Sonoseismic Earth tries to condense the effect of the fossil fuel industry into an experience of carbon war waged against all life forms on the planet. Such violence makes itself visible in an abrupt and unpredictable way. At the forefront of this war is the global distribution of water, which has been profoundly influenced by climate changes, global warming, and invasive and toxic fossil fuel extractions such as fracking. Equal disruption of water is further violated by privatization of water resources and deprivation of a large number of living organisms from having access to their basic needs.
The mechanism in the Sonoseismic Earth installation contains a solution of water and fossil fuels that is squeezed out of the globe and produces a poignant odor in the surroundings, making the pollution tangible for the senses.

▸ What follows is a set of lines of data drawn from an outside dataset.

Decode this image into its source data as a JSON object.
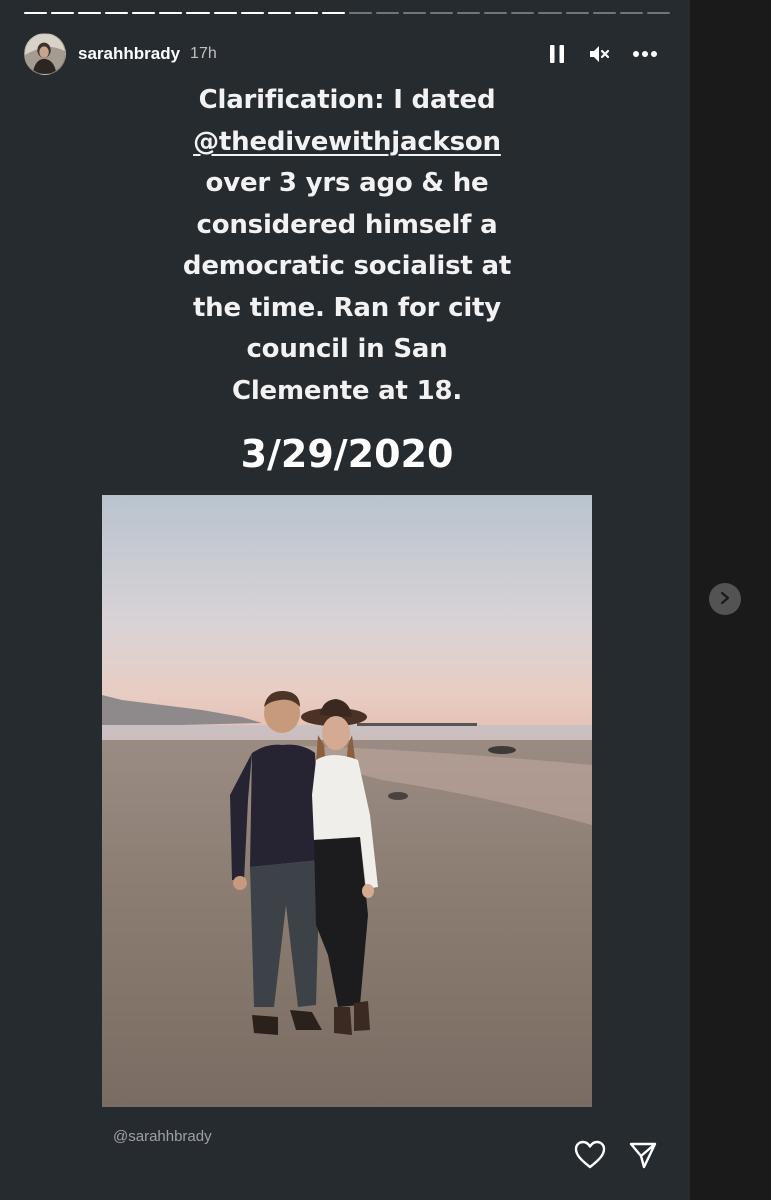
{
  "header": {
    "username": "sarahhbrady",
    "time_ago": "17h",
    "icons": {
      "pause": "pause-icon",
      "mute": "speaker-muted-icon",
      "more": "more-options-icon"
    }
  },
  "progress": {
    "segments": 24,
    "viewed": 12
  },
  "story": {
    "caption_lines": [
      "Clarification: I dated",
      "@thedivewithjackson",
      "over 3 yrs ago & he",
      "considered himself a",
      "democratic socialist at",
      "the time. Ran for city",
      "council in San",
      "Clemente at 18."
    ],
    "date": "3/29/2020",
    "credit": "@sarahhbrady"
  },
  "footer": {
    "icons": {
      "like": "heart-icon",
      "share": "send-icon"
    }
  },
  "navigation": {
    "next": "chevron-right-icon"
  },
  "colors": {
    "story_bg": "#262b30",
    "page_bg": "#1a1a1a",
    "text": "#f2f2f2"
  }
}
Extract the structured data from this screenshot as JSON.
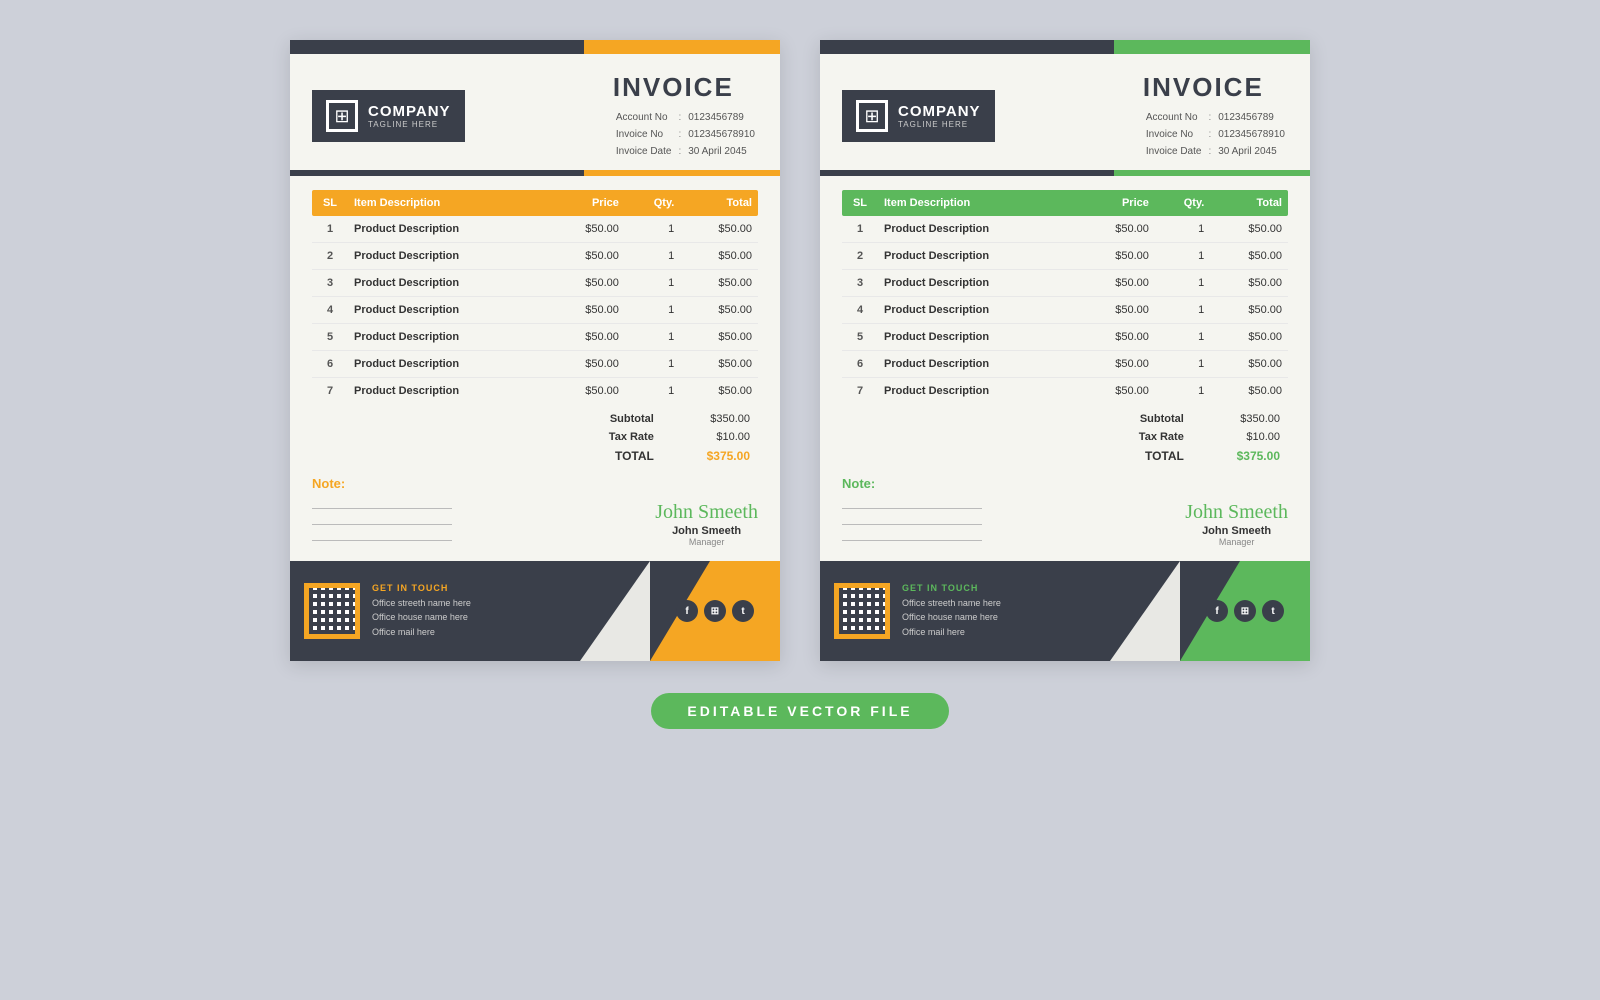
{
  "invoice1": {
    "accent": "orange",
    "accentColor": "#f5a623",
    "title": "INVOICE",
    "company": "COMPANY",
    "tagline": "TAGLINE HERE",
    "accountNo": {
      "label": "Account No",
      "value": "0123456789"
    },
    "invoiceNo": {
      "label": "Invoice No",
      "value": "012345678910"
    },
    "invoiceDate": {
      "label": "Invoice Date",
      "value": "30 April 2045"
    },
    "table": {
      "headers": [
        "SL",
        "Item Description",
        "Price",
        "Qty.",
        "Total"
      ],
      "rows": [
        [
          "1",
          "Product Description",
          "$50.00",
          "1",
          "$50.00"
        ],
        [
          "2",
          "Product Description",
          "$50.00",
          "1",
          "$50.00"
        ],
        [
          "3",
          "Product Description",
          "$50.00",
          "1",
          "$50.00"
        ],
        [
          "4",
          "Product Description",
          "$50.00",
          "1",
          "$50.00"
        ],
        [
          "5",
          "Product Description",
          "$50.00",
          "1",
          "$50.00"
        ],
        [
          "6",
          "Product Description",
          "$50.00",
          "1",
          "$50.00"
        ],
        [
          "7",
          "Product Description",
          "$50.00",
          "1",
          "$50.00"
        ]
      ]
    },
    "subtotal": {
      "label": "Subtotal",
      "value": "$350.00"
    },
    "taxRate": {
      "label": "Tax Rate",
      "value": "$10.00"
    },
    "total": {
      "label": "TOTAL",
      "value": "$375.00"
    },
    "note": {
      "label": "Note:"
    },
    "signature": {
      "script": "John Smeeth",
      "name": "John Smeeth",
      "title": "Manager"
    },
    "footer": {
      "getInTouch": "GET IN TOUCH",
      "address": [
        "Office streeth name here",
        "Office house name here",
        "Office mail here"
      ],
      "socialIcons": [
        "f",
        "⊞",
        "t"
      ]
    }
  },
  "invoice2": {
    "accent": "green",
    "accentColor": "#5cb85c",
    "title": "INVOICE",
    "company": "COMPANY",
    "tagline": "TAGLINE HERE",
    "accountNo": {
      "label": "Account No",
      "value": "0123456789"
    },
    "invoiceNo": {
      "label": "Invoice No",
      "value": "012345678910"
    },
    "invoiceDate": {
      "label": "Invoice Date",
      "value": "30 April 2045"
    },
    "table": {
      "headers": [
        "SL",
        "Item Description",
        "Price",
        "Qty.",
        "Total"
      ],
      "rows": [
        [
          "1",
          "Product Description",
          "$50.00",
          "1",
          "$50.00"
        ],
        [
          "2",
          "Product Description",
          "$50.00",
          "1",
          "$50.00"
        ],
        [
          "3",
          "Product Description",
          "$50.00",
          "1",
          "$50.00"
        ],
        [
          "4",
          "Product Description",
          "$50.00",
          "1",
          "$50.00"
        ],
        [
          "5",
          "Product Description",
          "$50.00",
          "1",
          "$50.00"
        ],
        [
          "6",
          "Product Description",
          "$50.00",
          "1",
          "$50.00"
        ],
        [
          "7",
          "Product Description",
          "$50.00",
          "1",
          "$50.00"
        ]
      ]
    },
    "subtotal": {
      "label": "Subtotal",
      "value": "$350.00"
    },
    "taxRate": {
      "label": "Tax Rate",
      "value": "$10.00"
    },
    "total": {
      "label": "TOTAL",
      "value": "$375.00"
    },
    "note": {
      "label": "Note:"
    },
    "signature": {
      "script": "John Smeeth",
      "name": "John Smeeth",
      "title": "Manager"
    },
    "footer": {
      "getInTouch": "GET IN TOUCH",
      "address": [
        "Office streeth name here",
        "Office house name here",
        "Office mail here"
      ],
      "socialIcons": [
        "f",
        "⊞",
        "t"
      ]
    }
  },
  "bottomLabel": "EDITABLE VECTOR  FILE"
}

The water is not cleaned, as it is part of a planetary metabolic rift. The things humans consume do not rejuvenate or replenish through the metabolic processes of the earth. Products are discarded as toxic waste and end up in the bodies of organic creatures, amassing in landfills, polluting the oceans.
The metabolic rift may only be overcome in millions of years. One of the candidates for replenishment of the earth’s fossil fuel reserves is a living product, an industrial chicken. Due to mass production, it is predicted that the industrial chicken will be the model fossilised organism of the Anthropocene. By putting the bones of industrial chickens into the polluted water-oil solution, Sonoseismic Earth announces the replenishing of fossil fuels in the distant future. However, it cannot announce human existence.
Sonoseismic Earth, 2017
Saša Spačal, Ida Hiršenfelder
Technical support: dr. Mirjan Švagelj, Anil Podgornik, Blaž Berdnik, Shlosart Metalart
Photos: Boštjan Lah / Kibla Photo Archive, Jure Goršič / Aksioma Photo Archive
Project website: Sonoseismic Earth
Production: Multimedia center Kibla , Aksioma – Institute for Contemporary Art 
Device art 6.018, Kontejner – bureau of contemporary art praxis, Museum of Contemporary Art, Zagreb, Croatia [Dec. 2018]
Futurology, City Gallery of Nova Gorica, Nova Gorica, Slovenia [March 2018]
Speculum Artium Festival, Trbovlje, Slovenia [Sept. 2017]
Festival Mfru Kiblix 2015: Lift Me Up, Maribor, Slovenia [Oct. 2015]
Aksioma – Institute for Contemporary Art, Ljubljana, Slovenia [Feb. – March 2017]